DOZENS of people took the chance to get their blood pressure checked for free in Alloa at the weekend as part of an awareness day.

Alloa Rotary Club teamed up with the Stroke Association once again as part of a long-running national partnership.

Around 14 members of the local club were at the Morrison's supermarket in town, speaking to shoppers and offering free checks for those interested on Saturday, April 13.

It was a part of their annual Know Your Blood Pressure Day initiative, which seeks to highlight that high blood pressure is one of the biggest risk factors for stroke.

With stroke a life-threatening medical emergency, which happens when the brain's blood supply is cut off, they were also keen to tell people how they can recognise the signs to make sure they can summon help as urgently as possible.

In the vast majority of cases, a stroke occurs due to a blood clot which blocks the flow and starves the brain of oxygen and other nutrients.

It can also happen when a weakened blood vessel supplying the brain bursts and both can be a result of uncontrolled high blood pressure, which is why the local Rotary has been keen to shatter stigmas and bring the issue to the fore.

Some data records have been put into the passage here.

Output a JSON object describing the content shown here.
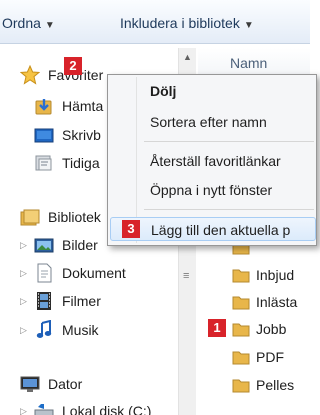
{
  "toolbar": {
    "organize_label": "Ordna",
    "include_label": "Inkludera i bibliotek"
  },
  "nav": {
    "favorites": "Favoriter",
    "downloads": "Hämta",
    "desktop": "Skrivb",
    "recent": "Tidiga",
    "libraries": "Bibliotek",
    "pictures": "Bilder",
    "documents": "Dokument",
    "videos": "Filmer",
    "music": "Musik",
    "computer": "Dator",
    "local_disk": "Lokal disk (C:)"
  },
  "file_list": {
    "column_name": "Namn",
    "items": [
      "Inbjud",
      "Inlästa",
      "Jobb",
      "PDF",
      "Pelles"
    ]
  },
  "context_menu": {
    "items": [
      "Dölj",
      "Sortera efter namn",
      "Återställ favoritlänkar",
      "Öppna i nytt fönster",
      "Lägg till den aktuella p"
    ]
  },
  "callouts": [
    "2",
    "3",
    "1"
  ],
  "colors": {
    "callout_red": "#d8232a",
    "folder_yellow": "#e8b64a",
    "menu_highlight": "#dcebfb",
    "toolbar_text": "#1e395b"
  },
  "icons": {
    "favorites": "star-icon",
    "folder": "folder-icon",
    "library": "library-icon",
    "computer": "computer-icon"
  }
}
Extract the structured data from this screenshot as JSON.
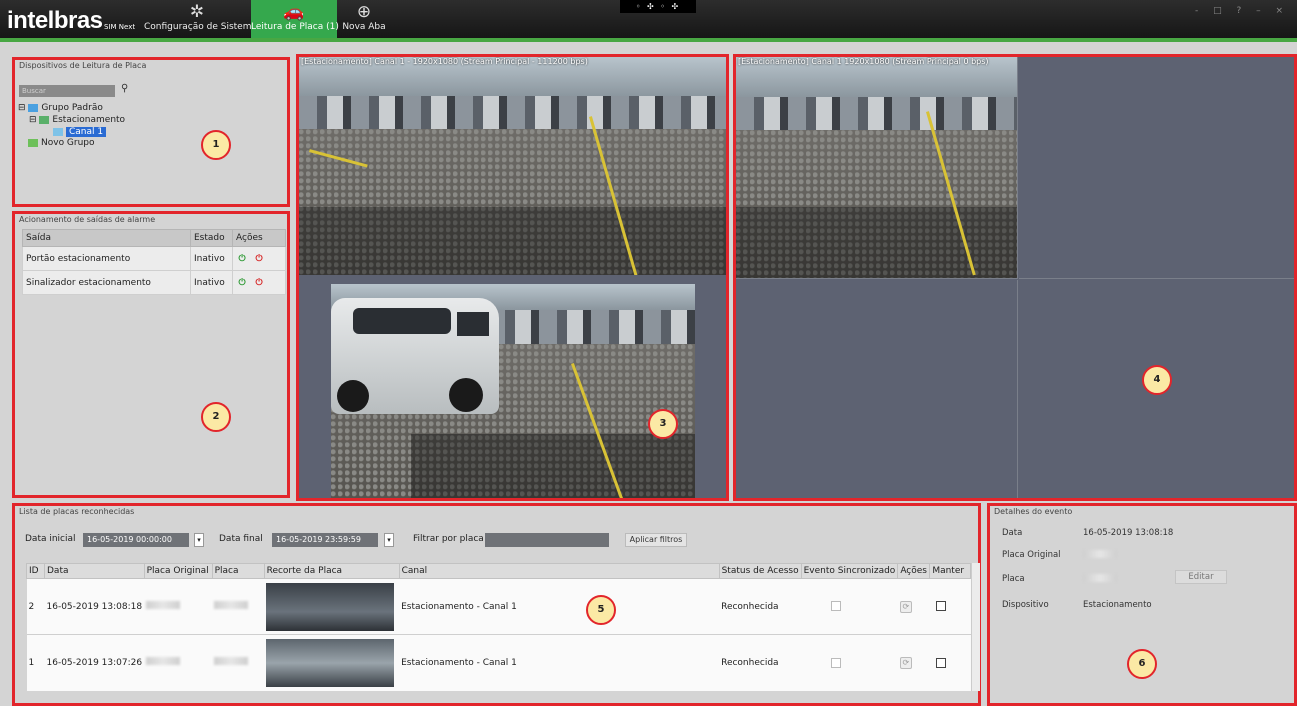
{
  "header": {
    "logo": "intelbras",
    "product": "SIM Next",
    "tabs": [
      {
        "icon": "gear-icon",
        "label": "Configuração de Sistema"
      },
      {
        "icon": "car-icon",
        "label": "Leitura de Placa (1)"
      },
      {
        "icon": "plus-circle-icon",
        "label": "Nova Aba"
      }
    ],
    "window_controls": "- □ ? – ×"
  },
  "devices": {
    "title": "Dispositivos de Leitura de Placa",
    "search_placeholder": "Buscar",
    "tree": [
      "Grupo Padrão",
      "Estacionamento",
      "Canal 1",
      "Novo Grupo"
    ]
  },
  "outputs": {
    "title": "Acionamento de saídas de alarme",
    "columns": [
      "Saída",
      "Estado",
      "Ações"
    ],
    "rows": [
      {
        "name": "Portão estacionamento",
        "state": "Inativo"
      },
      {
        "name": "Sinalizador estacionamento",
        "state": "Inativo"
      }
    ]
  },
  "camera_left_label": "[Estacionamento] Canal 1 - 1920x1080 (Stream Principal - 111200 bps)",
  "camera_right_label": "[Estacionamento] Canal 1   1920x1080 (Stream Principal   0 bps)",
  "plates": {
    "title": "Lista de placas reconhecidas",
    "start_label": "Data inicial",
    "start_value": "16-05-2019 00:00:00",
    "end_label": "Data final",
    "end_value": "16-05-2019 23:59:59",
    "filter_label": "Filtrar por placa",
    "apply_label": "Aplicar filtros",
    "columns": [
      "ID",
      "Data",
      "Placa Original",
      "Placa",
      "Recorte da Placa",
      "Canal",
      "Status de Acesso",
      "Evento Sincronizado",
      "Ações",
      "Manter"
    ],
    "rows": [
      {
        "id": "2",
        "date": "16-05-2019 13:08:18",
        "channel": "Estacionamento - Canal 1",
        "status": "Reconhecida"
      },
      {
        "id": "1",
        "date": "16-05-2019 13:07:26",
        "channel": "Estacionamento - Canal 1",
        "status": "Reconhecida"
      }
    ]
  },
  "details": {
    "title": "Detalhes do evento",
    "fields": [
      {
        "label": "Data",
        "value": "16-05-2019 13:08:18"
      },
      {
        "label": "Placa Original",
        "value": ""
      },
      {
        "label": "Placa",
        "value": ""
      },
      {
        "label": "Dispositivo",
        "value": "Estacionamento"
      }
    ],
    "edit_label": "Editar"
  },
  "callouts": [
    "1",
    "2",
    "3",
    "4",
    "5",
    "6"
  ],
  "colors": {
    "accent": "#35a84d",
    "callout_border": "#e2252b",
    "grid_bg": "#5d6272"
  }
}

Of the around 35 people who get a check done on the day, 15 had higher figures than usual and were advised to visit the GP.

Alistair Spowage, president of the local Rotary, explained that there are less and less people saying they would rather not know the results, although some remain.

He said: "I don't think there's such a stigma as there used to be.

"This is part of the process of talking about things much more normally and making people less afraid of checking up on their health."

He wanted to thanks Morrison's for lending the space, the Stroke Association and the Rotary's Michael Clark who was organising it all.

Andrea Cail, the Stroke Association's director in Scotland, previously added: "High blood pressure often has no symptoms and is much more common than people think.

"A blood pressure check only takes a moment, and it's such a simple way to reduce your risk of a stroke."